The doctors told us it could take anywhere from a couple hours to a couple days for Mother to pass. Given the stubborn nature of our Mother, of course it took almost three days for her to take her last breath. In the meantime, our emotions turned from guilt and confusion to peace and comfort for each other. We never actually questioned whether we had done the right thing during these three days.
We each were probably thinking that though. Instead, we stayed huddled around our Mother’s bed and told stories about her life and talked about good memories. At one point, in an effort to cope, I even joked about her waiting so long to pass because the wrong husband probably came down to get her and she said, “no way am I going with you.” I joked that she was probably waiting for her third husband to come down and get her.
The Years After
It has been one year since my Mother’s passing and while I don’t deeply mourn, I will always ask myself, “did we make the right decision?” I don’t deeply mourn because I know my Mother was ready to pass. I do miss her – don’t get me wrong. I try to put out the flames in my burning heart by saying this is what she wanted – but did we not give our faith the right chance? Should we have prayed for miracles?
Will God judge us for this decision? Was it breaking one of the Ten Commandments? We will spend the rest of our days beating up ourselves over this – quietly and privately. We have never talked about this since the Decision Day. I just wish those doctors had never asked us, “Would you like to order comfort care only for your Mother?” My conscience will never be the same again.
I just realized that it is really crucial to choose the right doctor who knows how to deal with patients just like my mother. A doctor with o1 visa Clinician is really crucial as it shows how experienced he or she is as a professional.

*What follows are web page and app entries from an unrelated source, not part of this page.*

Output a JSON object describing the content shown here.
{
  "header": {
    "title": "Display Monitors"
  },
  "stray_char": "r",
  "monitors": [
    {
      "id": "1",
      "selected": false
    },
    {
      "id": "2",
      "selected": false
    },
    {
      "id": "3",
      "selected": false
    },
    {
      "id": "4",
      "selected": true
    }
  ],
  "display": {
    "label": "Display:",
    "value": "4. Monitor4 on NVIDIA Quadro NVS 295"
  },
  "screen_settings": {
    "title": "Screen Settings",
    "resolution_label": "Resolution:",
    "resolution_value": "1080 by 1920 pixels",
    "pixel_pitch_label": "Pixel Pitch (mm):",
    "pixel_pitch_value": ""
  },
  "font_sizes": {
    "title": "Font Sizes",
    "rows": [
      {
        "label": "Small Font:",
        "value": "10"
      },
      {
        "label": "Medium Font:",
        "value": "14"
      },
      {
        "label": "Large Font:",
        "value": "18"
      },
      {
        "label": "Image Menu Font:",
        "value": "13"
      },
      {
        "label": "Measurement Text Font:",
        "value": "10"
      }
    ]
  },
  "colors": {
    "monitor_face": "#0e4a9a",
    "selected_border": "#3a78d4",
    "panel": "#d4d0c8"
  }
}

Just so my daughter knows: if I am 88 and have little chance for a good quality of life, please do the same for me. I will understand and that is what I will want.